Stockton, CA / Bilingual Weekly
It’s a fact. Latinos —or Hispanics, as some prefer to be called— are Stockton’s ethnic majority.
According to statistics released by the US Census Bureau on Monday, March 7, 2011, there are 291,707 people living within the city boundaries, 108,044 of them —or 37%— claiming to be European White, and 117,590 —or 40.3%— who considered themselves outright Latinos.
But before you start counting dark-skinned faces at the local supermarket remember that Latino IS NOT a race, but an ethnicity, meaning that a Latino can be White, Native, Black or, most likely, mixed-race.
The third Stockton group is Asians, with 62,716 individuals —21.5%— and African Americans with 35,548 residents, or 12.2 percent of the city’s population.
Although Lodi, Tracy and Manteca are still populated by a white majority, it is less so than in the year 2000. Overall, there are 685,306 persons living in San Joaquin County, 349,287 or 50.7%— calling themselves European white; and 266,341, or 38.9 percent Latino.
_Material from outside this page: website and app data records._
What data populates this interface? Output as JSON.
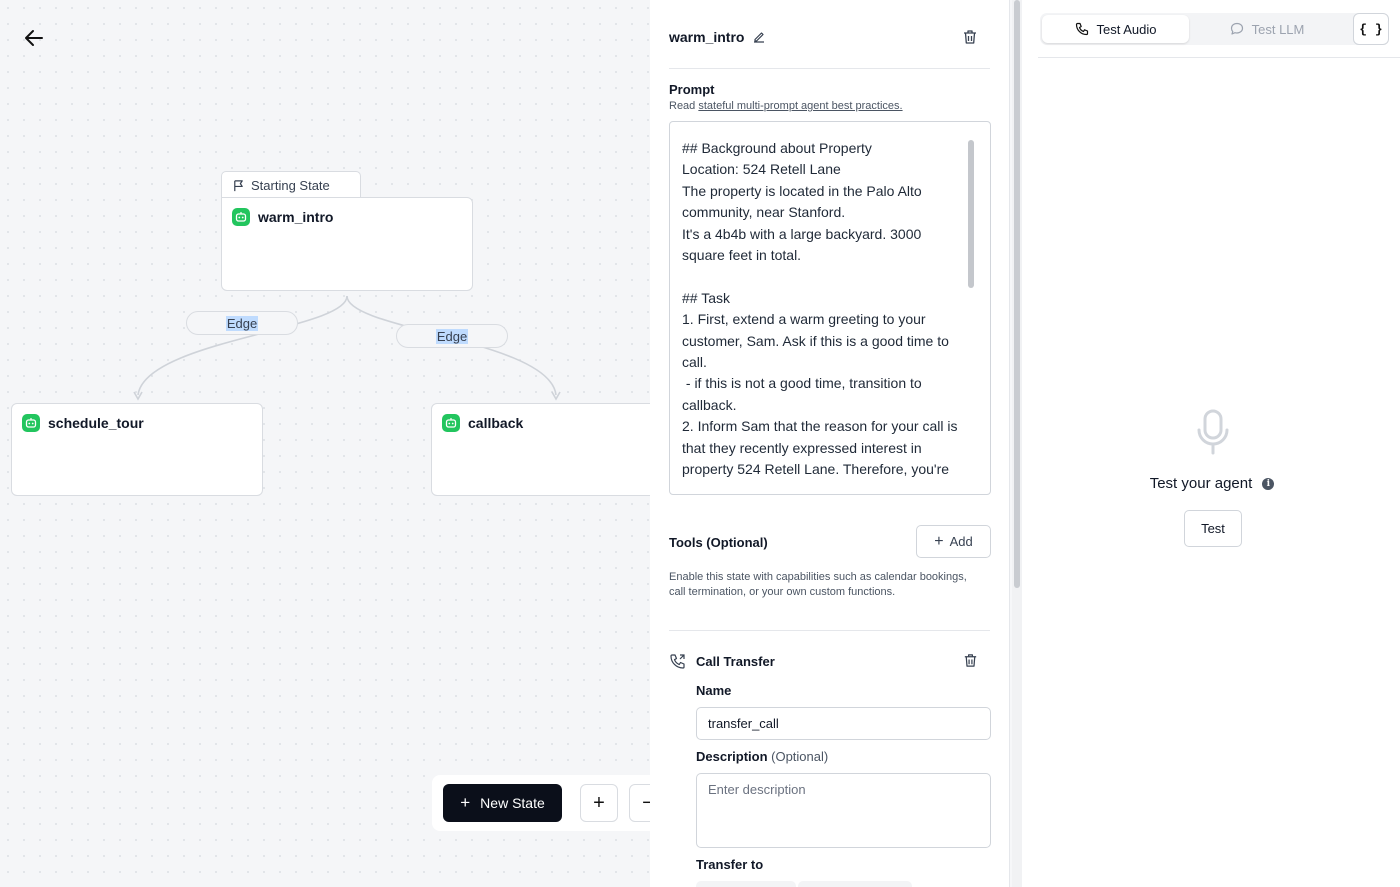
{
  "canvas": {
    "starting_state_label": "Starting State",
    "nodes": [
      {
        "name": "warm_intro"
      },
      {
        "name": "schedule_tour"
      },
      {
        "name": "callback"
      }
    ],
    "edges": [
      {
        "label": "Edge"
      },
      {
        "label": "Edge"
      }
    ],
    "new_state_label": "New State",
    "zoom_in": "+",
    "zoom_out": "−"
  },
  "panel": {
    "state_name": "warm_intro",
    "prompt_label": "Prompt",
    "prompt_help_prefix": "Read ",
    "prompt_help_link": "stateful multi-prompt agent best practices.",
    "prompt_text": "## Background about Property\nLocation: 524 Retell Lane\nThe property is located in the Palo Alto community, near Stanford.\nIt's a 4b4b with a large backyard. 3000 square feet in total.\n\n## Task\n1. First, extend a warm greeting to your customer, Sam. Ask if this is a good time to call.\n - if this is not a good time, transition to callback.\n2. Inform Sam that the reason for your call is that they recently expressed interest in property 524 Retell Lane. Therefore, you're",
    "tools_label": "Tools (Optional)",
    "add_label": "Add",
    "tools_description": "Enable this state with capabilities such as calendar bookings, call termination, or your own custom functions.",
    "tool": {
      "title": "Call Transfer",
      "name_label": "Name",
      "name_value": "transfer_call",
      "description_label": "Description",
      "description_optional": "(Optional)",
      "description_placeholder": "Enter description",
      "transfer_to_label": "Transfer to"
    }
  },
  "right": {
    "tabs": [
      {
        "label": "Test Audio",
        "active": true
      },
      {
        "label": "Test LLM",
        "active": false
      }
    ],
    "json_label": "{ }",
    "test_agent_label": "Test your agent",
    "test_button_label": "Test"
  },
  "colors": {
    "node_icon": "#22c55e",
    "primary_button": "#0b0f1a",
    "edge_highlight": "#bfdbfe"
  }
}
South of the Stanislaus River, both Modesto and Stanislaus County show an increase in its Latino population, but European white are still the majority. In Modesto only 71,381 (35.5%) of the residents claim to be Hispanic, compared to 130,833 (or 65%) whites.
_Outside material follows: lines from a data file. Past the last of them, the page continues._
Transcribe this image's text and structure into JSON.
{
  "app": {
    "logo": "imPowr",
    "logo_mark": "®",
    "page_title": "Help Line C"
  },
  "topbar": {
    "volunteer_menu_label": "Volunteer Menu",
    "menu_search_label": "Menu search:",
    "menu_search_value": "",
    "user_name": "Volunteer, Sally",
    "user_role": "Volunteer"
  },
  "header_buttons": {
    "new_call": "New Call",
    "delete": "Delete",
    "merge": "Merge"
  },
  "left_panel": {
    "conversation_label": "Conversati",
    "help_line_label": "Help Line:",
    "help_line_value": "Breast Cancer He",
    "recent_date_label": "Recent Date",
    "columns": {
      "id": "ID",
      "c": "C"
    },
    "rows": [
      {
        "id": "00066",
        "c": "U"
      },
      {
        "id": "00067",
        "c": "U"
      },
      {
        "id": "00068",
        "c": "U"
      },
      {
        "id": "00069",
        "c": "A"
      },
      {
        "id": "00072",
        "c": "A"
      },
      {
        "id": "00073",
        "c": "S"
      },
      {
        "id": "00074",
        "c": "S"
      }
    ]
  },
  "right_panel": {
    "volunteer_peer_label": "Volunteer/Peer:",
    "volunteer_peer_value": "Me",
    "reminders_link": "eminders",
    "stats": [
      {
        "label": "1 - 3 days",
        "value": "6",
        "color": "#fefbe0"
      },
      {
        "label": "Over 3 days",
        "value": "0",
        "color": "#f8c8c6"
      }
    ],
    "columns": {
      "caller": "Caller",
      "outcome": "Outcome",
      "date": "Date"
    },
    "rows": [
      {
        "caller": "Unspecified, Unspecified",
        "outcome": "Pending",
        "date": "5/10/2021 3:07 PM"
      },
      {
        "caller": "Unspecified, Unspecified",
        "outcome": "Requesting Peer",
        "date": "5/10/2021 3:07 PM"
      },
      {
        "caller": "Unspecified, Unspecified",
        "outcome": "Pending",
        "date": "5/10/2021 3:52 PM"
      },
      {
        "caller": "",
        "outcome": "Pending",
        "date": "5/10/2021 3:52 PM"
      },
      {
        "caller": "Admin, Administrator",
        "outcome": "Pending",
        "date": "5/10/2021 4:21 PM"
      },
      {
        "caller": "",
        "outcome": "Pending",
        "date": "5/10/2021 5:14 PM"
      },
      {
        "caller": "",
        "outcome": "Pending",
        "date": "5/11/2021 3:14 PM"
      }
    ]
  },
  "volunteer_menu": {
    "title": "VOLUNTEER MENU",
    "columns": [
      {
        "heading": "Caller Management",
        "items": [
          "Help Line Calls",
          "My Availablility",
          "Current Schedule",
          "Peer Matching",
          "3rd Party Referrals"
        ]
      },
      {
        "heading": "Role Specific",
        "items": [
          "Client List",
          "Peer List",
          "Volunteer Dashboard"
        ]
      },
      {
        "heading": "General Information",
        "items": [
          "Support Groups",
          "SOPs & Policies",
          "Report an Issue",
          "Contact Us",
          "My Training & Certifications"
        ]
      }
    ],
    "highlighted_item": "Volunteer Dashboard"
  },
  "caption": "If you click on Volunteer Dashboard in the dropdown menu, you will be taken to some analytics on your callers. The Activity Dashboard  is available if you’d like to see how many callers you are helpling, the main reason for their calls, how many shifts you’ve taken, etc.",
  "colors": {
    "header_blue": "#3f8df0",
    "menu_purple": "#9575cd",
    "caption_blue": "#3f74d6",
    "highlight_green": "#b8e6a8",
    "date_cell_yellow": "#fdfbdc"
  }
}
California’s Latino population grew to 14 million —37.7%— but still far from European whites, who represent 57.6 percent (21.5 million) in a total of 37.2 million residents.
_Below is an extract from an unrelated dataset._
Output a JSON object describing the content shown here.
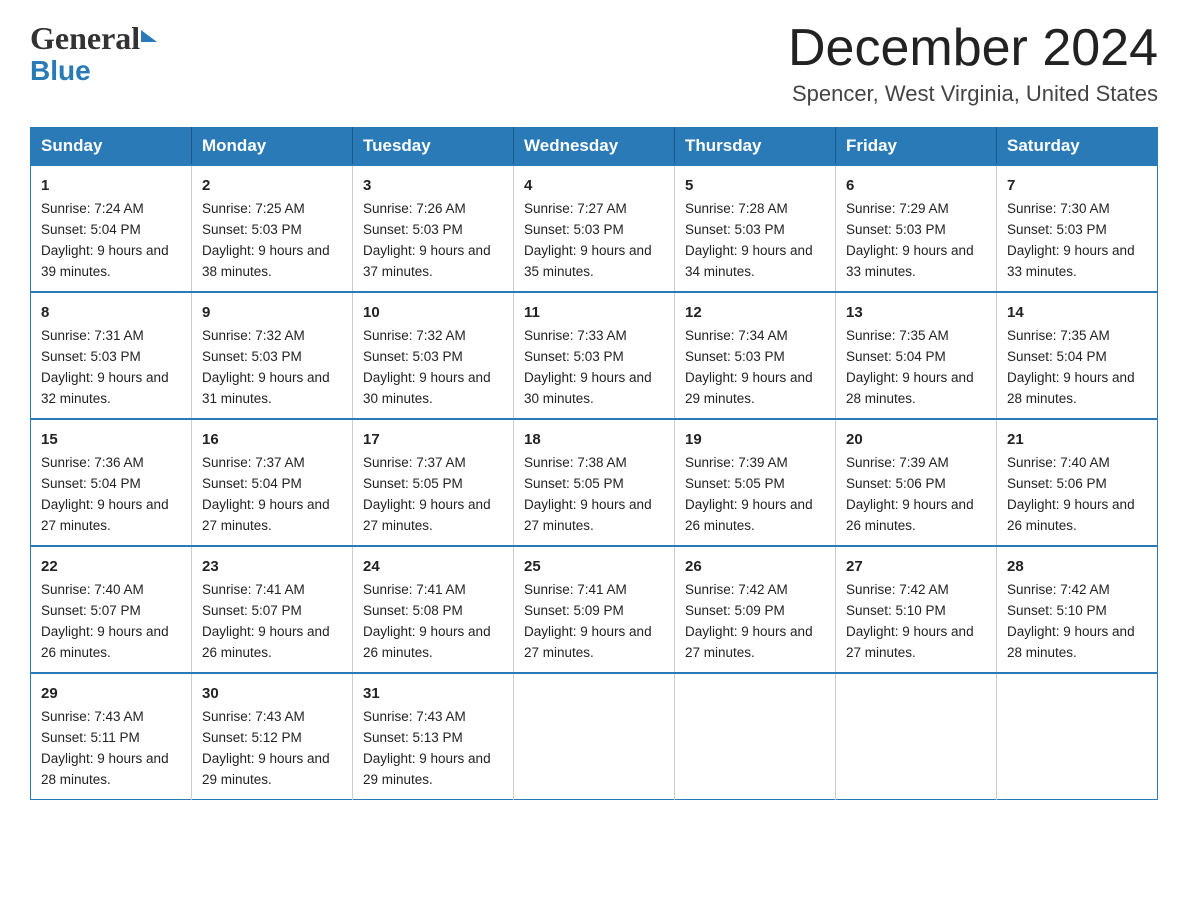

Population-wise, the largest county is Los Angeles, with 9,818,605 inhabitants. Its population grew by 3.1 percent since 2000. The other counties in the top five include San Diego, with a population of 3,095,313 (increase of 10.0 percent); Orange, 3,010,232 (increase of 5.8 percent); Riverside, 2,189,641 (increase of 41.7 percent); and San Bernardino, 2,035,210 (increase of 19.1 percent).